Agree that Streisand was phenomenal, Nathaniel (it's one of the richest performances ever, and proves stage-to-screen portrayals don't have to lose their spontaneity, when a dedicated performer grows with the role). However, I believe Hudson brilliantly gets the fundamentals of acting in song (even if the character of Effie doesn't have as many facets as a Fanny Brice or a Sally Bowles) and it's not hyperbole to give her credit for bringing off a dynamic role in dynamic fashion by comparing her work to that of standout performers who also vividly portrayed much of their character's development in song. Hudson puts her stamp on Effie just as surely as some other greats have done in their signature roles (whatever Hudson does in the future, Effie will certainly remain one of the, or the, signature role(s) in her career, just as Fanny Brice and Sally Bowles remain signature roles for Streisand and Minnelli).

The single Effie moment that stays with me the most was her quietly sung "What about me?" queries after losing her lead status with the Dreamgirls. I was impressed by her big numbers, but found her incredibly moving as she reacts to her demotion.

adam k. said...

I actually agree with the "what about me?" moment. That was one of her most impressive quiet moments.

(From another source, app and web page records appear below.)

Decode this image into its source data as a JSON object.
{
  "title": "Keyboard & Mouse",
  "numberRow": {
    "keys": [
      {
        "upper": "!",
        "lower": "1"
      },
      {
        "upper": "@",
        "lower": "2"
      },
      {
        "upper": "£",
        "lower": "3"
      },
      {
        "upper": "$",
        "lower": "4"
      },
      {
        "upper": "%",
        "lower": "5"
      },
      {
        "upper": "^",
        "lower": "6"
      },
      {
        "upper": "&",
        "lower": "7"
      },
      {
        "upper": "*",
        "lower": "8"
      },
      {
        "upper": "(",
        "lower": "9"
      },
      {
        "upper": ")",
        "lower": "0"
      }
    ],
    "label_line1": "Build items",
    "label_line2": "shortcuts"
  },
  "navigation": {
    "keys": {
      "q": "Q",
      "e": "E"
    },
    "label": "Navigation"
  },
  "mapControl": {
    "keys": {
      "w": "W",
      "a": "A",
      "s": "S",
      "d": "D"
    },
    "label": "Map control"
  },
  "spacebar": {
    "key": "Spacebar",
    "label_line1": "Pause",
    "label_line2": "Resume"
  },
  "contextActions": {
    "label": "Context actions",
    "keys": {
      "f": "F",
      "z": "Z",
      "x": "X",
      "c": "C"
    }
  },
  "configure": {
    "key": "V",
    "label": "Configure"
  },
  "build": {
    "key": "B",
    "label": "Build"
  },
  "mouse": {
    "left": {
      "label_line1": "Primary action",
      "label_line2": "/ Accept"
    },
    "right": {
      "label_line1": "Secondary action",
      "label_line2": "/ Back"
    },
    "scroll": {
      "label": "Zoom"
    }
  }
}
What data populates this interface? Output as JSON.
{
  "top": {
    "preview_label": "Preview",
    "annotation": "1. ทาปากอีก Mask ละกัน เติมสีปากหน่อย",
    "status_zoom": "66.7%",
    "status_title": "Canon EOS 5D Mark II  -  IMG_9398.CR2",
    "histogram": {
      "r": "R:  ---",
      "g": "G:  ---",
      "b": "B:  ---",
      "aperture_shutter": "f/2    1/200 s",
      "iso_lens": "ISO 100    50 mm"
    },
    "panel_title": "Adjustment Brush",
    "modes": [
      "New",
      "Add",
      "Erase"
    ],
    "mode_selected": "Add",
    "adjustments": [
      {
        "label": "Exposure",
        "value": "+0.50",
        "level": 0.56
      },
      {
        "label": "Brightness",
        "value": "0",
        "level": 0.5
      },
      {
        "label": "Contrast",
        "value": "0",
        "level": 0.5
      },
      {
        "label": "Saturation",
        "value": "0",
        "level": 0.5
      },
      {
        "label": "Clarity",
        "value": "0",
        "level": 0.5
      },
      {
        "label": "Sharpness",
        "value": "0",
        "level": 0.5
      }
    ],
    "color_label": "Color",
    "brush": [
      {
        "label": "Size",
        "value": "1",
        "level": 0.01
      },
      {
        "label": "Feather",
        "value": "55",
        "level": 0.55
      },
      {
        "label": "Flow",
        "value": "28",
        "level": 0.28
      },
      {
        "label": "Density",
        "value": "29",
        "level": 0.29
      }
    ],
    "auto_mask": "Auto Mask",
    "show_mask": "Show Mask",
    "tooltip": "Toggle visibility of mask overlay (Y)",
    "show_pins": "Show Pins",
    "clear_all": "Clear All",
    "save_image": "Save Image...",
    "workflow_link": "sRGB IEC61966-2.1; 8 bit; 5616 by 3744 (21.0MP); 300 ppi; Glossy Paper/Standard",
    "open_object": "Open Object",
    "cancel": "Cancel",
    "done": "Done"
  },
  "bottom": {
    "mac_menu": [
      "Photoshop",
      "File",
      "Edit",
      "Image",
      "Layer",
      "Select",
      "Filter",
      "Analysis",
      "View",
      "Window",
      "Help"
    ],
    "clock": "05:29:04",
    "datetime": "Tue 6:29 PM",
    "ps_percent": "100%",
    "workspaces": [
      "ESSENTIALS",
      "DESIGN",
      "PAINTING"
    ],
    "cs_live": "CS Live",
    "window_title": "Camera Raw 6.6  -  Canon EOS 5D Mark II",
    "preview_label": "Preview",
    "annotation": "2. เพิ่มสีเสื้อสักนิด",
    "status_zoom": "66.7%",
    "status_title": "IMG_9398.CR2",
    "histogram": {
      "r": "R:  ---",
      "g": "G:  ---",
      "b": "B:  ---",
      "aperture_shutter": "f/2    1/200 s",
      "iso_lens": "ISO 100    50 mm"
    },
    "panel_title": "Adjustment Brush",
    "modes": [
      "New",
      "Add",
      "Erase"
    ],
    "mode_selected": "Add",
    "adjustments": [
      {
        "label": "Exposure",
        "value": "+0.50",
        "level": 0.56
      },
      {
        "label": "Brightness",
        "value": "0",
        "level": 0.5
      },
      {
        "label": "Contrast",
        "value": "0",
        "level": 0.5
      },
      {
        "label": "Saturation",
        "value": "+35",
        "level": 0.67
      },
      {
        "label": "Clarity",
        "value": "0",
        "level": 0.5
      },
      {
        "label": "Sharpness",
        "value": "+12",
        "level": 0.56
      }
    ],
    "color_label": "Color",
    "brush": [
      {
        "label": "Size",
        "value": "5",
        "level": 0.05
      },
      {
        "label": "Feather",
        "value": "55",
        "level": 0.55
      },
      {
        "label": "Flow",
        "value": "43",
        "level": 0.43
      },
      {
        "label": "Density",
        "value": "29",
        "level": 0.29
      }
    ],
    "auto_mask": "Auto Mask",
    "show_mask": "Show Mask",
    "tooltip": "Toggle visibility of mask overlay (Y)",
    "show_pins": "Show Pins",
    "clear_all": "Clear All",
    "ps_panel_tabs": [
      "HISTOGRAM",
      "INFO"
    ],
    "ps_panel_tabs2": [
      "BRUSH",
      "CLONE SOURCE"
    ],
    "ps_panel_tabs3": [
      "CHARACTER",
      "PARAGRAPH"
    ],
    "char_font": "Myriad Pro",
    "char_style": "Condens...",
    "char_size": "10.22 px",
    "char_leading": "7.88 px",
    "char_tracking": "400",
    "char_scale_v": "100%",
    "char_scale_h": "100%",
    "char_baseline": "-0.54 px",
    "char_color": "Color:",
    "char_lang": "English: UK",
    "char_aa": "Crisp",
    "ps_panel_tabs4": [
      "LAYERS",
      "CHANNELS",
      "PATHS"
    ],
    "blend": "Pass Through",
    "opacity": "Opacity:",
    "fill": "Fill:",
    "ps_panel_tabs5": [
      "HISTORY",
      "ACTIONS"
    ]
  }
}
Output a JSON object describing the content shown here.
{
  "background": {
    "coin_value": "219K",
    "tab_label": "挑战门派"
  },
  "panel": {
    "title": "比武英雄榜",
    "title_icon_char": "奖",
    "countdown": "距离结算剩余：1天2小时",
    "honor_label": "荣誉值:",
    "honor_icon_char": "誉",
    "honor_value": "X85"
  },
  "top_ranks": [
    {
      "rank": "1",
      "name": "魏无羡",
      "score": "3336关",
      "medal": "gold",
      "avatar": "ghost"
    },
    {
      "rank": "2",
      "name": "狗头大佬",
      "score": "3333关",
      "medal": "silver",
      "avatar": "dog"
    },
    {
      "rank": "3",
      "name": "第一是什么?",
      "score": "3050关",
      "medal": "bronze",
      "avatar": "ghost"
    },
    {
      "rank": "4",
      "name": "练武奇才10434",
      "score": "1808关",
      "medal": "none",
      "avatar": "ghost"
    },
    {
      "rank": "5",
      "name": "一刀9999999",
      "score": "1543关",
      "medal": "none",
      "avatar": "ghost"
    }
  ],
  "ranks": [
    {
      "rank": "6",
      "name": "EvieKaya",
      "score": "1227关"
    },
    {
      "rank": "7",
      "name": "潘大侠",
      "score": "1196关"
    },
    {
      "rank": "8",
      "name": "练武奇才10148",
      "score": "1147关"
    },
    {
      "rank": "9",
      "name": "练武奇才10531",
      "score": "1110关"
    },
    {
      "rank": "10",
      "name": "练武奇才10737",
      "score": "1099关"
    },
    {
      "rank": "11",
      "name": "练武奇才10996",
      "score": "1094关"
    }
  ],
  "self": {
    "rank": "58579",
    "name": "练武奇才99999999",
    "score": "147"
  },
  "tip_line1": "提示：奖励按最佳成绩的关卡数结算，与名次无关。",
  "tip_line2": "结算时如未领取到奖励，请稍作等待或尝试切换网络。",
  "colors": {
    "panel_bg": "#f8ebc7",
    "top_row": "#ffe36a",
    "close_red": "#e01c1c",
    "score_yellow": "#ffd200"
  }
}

I'm with Stinky and Nathaniel on this one. It's actually quite frustrating that some scenes she just "BOOM" hits it, and others you see what a neophyte she is at acting, cause it looks so painfully paint-by-numbers. But that's not surprising, considering that she is, in fact, a novice.

I don't think it's even a talent issue, necessarily. It's just a fact that NO ONE can be that great in their very first role ever. She had NEVER acted before, not amateur acting, not college acting, nothing. And that's gonna show. This is not just her screen debut, it's her ACTING debut, period. This is a hump that most professional actors got over as children, or at least in high school or college theater.

It didn't help, of course, that Condon didn't seem to care much about subtleties from anyone or anything in his film. I'm sure he could've gotten a more consistent performance out of her if he'd tried.

daveylow said...

After my second viewing of Dreamgirls, I felt strongly that I did not need to see this film again for a while. And that's not how I feel about films I think are really wonderful. And much as I was wowed by Hudson's singing I feel no need right now to watch her again. I think the problem with Dreamgirls is it may be too long and has quite a few bland elements, mostly in the scenes with Beyonce and Foxx.

Vertigo's Psycho said...

Hudson had certainly sung before Dreamgirls, bringing us back to the "is singing acting?" debate, as the majority of Effie's character development does take place during her songs. I think it's clear Hudson knows how to do both (sing and act) in song and that factor, combined with her perfect casting and the careful direction of Condon, did indeed add up to a sensational performance Hudson's first time at bat.

As for her non-musical scenes, I thought Hudson's instinctive style of acting was right on and emotionally true, as Hudson kept Effie's strength, humor, and heartache 'real' in excellent fashion during these passages.